One of the most absolute devastating types of damage a Salvage RV can incur is water damage. Water tends to infiltrate once it finds an opening and it will spread throughout the camper, inviting the growth of toxic black mold.
Water damage tends to spread outward from the source of a leak, and it can also find a fast track to spread when a leak reaches your ceiling, floors or a corner. If you notice that the roof is sagging or that the floor or walls feel spongy, this means that the water damage has persisted for a long time.
You can also inspect any areas that should be sealed off with caulk. If you notice that the caulk is severely cracked or is peeling, then the seal on that area has failed and water may have already found its way in.
Answering this question depends on the amount of time and money you are willing to spend on a repair project. As a rule, replacing entire floors or walls is undesirable compared to fixing isolated areas.
The best way to determine whether a water damage repair is worth it is to try and determine the source of damage. If the water came from an easily-identifiable source, there are going to be less surprises as you go about repairs.

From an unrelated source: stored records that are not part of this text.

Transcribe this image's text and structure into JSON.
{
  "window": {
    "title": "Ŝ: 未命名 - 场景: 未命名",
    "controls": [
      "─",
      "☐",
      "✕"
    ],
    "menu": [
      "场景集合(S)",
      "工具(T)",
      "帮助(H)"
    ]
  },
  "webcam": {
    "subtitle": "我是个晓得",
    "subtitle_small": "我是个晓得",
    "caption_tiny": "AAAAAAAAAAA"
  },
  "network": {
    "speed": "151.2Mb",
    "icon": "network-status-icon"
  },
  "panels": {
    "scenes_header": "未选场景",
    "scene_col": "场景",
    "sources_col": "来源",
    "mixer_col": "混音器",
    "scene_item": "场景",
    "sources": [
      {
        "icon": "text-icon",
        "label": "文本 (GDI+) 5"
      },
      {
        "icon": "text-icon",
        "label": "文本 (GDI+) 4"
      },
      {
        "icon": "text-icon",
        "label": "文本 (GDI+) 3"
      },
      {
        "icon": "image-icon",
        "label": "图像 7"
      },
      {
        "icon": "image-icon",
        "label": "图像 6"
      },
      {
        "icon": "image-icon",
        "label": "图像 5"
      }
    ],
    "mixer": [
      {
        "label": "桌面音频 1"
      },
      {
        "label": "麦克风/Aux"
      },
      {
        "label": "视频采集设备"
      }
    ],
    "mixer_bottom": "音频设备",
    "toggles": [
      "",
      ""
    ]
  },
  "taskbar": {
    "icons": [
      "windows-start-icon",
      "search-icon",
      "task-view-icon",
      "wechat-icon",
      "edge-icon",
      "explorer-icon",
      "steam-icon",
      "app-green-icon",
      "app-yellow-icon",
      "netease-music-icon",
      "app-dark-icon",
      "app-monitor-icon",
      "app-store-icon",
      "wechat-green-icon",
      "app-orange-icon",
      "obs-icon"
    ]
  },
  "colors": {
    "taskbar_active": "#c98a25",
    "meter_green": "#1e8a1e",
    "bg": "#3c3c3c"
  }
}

For instance, a faulty drain line can cause a lot of damage to floors and behind-appliance compartments. However, if you can repair the source and the water has not spread too far, then that is a relatively easy project.
The same applies if you find that only one component was leaking, such as the seal around a window. If an entire roof or wall has not gone soft and rotted out, then the project can be more manageable. If you discover that support beams have become rotten and moldy and it has affected non-organic components like the Styrofoam under the floors, then you can anticipate a much more labor-intensive repair process.
Remember that before the salvage RV project is done, every single mold-infested component must be cleaned or removed, and all seals have to be replaced for waterproofing. This process will be covered more in-depth in part two of this post.